TASK
Copy each line below holding "text".

DATA EXTRACT
□ □ □ □
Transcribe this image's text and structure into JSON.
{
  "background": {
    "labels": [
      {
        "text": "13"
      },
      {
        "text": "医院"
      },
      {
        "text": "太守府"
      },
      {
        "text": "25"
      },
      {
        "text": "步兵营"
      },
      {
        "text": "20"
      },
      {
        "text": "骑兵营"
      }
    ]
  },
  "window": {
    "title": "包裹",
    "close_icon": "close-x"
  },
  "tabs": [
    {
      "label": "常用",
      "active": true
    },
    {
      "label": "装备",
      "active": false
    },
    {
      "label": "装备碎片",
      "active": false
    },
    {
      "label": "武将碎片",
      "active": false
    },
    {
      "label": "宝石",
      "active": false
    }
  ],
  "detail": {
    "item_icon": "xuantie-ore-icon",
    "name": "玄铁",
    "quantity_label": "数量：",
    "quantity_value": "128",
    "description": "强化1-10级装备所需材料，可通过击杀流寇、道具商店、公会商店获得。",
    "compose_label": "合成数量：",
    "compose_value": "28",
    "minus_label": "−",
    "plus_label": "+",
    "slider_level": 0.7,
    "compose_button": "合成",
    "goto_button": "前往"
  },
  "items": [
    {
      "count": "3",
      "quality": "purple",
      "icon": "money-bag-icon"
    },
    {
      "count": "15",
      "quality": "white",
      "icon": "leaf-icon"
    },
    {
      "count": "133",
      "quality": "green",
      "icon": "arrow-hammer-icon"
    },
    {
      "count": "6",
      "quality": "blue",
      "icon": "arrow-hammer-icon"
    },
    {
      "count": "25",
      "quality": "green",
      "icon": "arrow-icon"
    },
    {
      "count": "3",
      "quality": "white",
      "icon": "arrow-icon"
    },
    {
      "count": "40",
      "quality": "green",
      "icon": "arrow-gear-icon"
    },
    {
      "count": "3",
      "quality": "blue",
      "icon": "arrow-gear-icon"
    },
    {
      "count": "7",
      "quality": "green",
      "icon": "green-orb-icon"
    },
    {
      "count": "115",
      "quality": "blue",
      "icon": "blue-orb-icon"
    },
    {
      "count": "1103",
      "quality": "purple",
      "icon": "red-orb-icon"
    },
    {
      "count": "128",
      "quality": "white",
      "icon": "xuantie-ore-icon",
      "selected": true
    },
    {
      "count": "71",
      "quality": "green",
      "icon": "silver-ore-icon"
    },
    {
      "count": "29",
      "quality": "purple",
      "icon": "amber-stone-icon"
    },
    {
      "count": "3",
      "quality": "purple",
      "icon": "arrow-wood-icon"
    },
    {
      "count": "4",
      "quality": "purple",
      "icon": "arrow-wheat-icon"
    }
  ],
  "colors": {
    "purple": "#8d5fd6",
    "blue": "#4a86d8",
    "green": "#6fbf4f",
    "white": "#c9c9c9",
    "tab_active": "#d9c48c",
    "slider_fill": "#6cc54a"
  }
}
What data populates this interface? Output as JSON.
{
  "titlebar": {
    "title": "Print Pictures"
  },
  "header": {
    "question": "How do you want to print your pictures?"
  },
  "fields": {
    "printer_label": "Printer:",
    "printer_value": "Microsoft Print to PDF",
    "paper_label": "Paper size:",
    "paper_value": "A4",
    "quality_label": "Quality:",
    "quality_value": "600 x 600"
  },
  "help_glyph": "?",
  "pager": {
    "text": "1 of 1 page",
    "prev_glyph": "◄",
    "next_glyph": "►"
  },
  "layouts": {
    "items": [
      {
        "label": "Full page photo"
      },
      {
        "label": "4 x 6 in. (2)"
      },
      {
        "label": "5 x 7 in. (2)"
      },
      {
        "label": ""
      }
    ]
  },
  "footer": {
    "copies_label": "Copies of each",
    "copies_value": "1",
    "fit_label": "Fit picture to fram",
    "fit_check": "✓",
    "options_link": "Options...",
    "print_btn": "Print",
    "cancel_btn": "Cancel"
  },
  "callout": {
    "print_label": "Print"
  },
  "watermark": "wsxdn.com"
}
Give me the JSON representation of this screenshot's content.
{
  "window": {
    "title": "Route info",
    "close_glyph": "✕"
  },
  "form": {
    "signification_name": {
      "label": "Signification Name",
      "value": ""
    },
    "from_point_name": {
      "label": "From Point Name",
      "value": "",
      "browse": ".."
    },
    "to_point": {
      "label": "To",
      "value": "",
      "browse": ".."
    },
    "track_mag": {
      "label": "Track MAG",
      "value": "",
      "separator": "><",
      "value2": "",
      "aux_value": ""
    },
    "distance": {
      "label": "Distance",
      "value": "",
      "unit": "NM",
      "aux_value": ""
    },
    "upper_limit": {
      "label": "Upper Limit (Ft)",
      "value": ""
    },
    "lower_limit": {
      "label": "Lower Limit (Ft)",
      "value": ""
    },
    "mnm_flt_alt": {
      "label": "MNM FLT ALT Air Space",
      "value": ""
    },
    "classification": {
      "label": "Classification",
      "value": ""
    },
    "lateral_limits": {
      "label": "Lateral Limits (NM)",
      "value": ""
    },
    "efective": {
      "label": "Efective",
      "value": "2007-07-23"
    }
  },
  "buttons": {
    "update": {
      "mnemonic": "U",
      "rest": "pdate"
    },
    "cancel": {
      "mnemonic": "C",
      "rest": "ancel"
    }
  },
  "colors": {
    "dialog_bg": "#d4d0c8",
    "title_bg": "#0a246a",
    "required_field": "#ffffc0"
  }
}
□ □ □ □
TASK SOLUTION
Transcribe this image's text and structure into JSON.
        "text": "13"
        "text": "医院"
        "text": "太守府"
        "text": "25"
        "text": "步兵营"
        "text": "20"
        "text": "骑兵营"
    "text": "1 of 1 page",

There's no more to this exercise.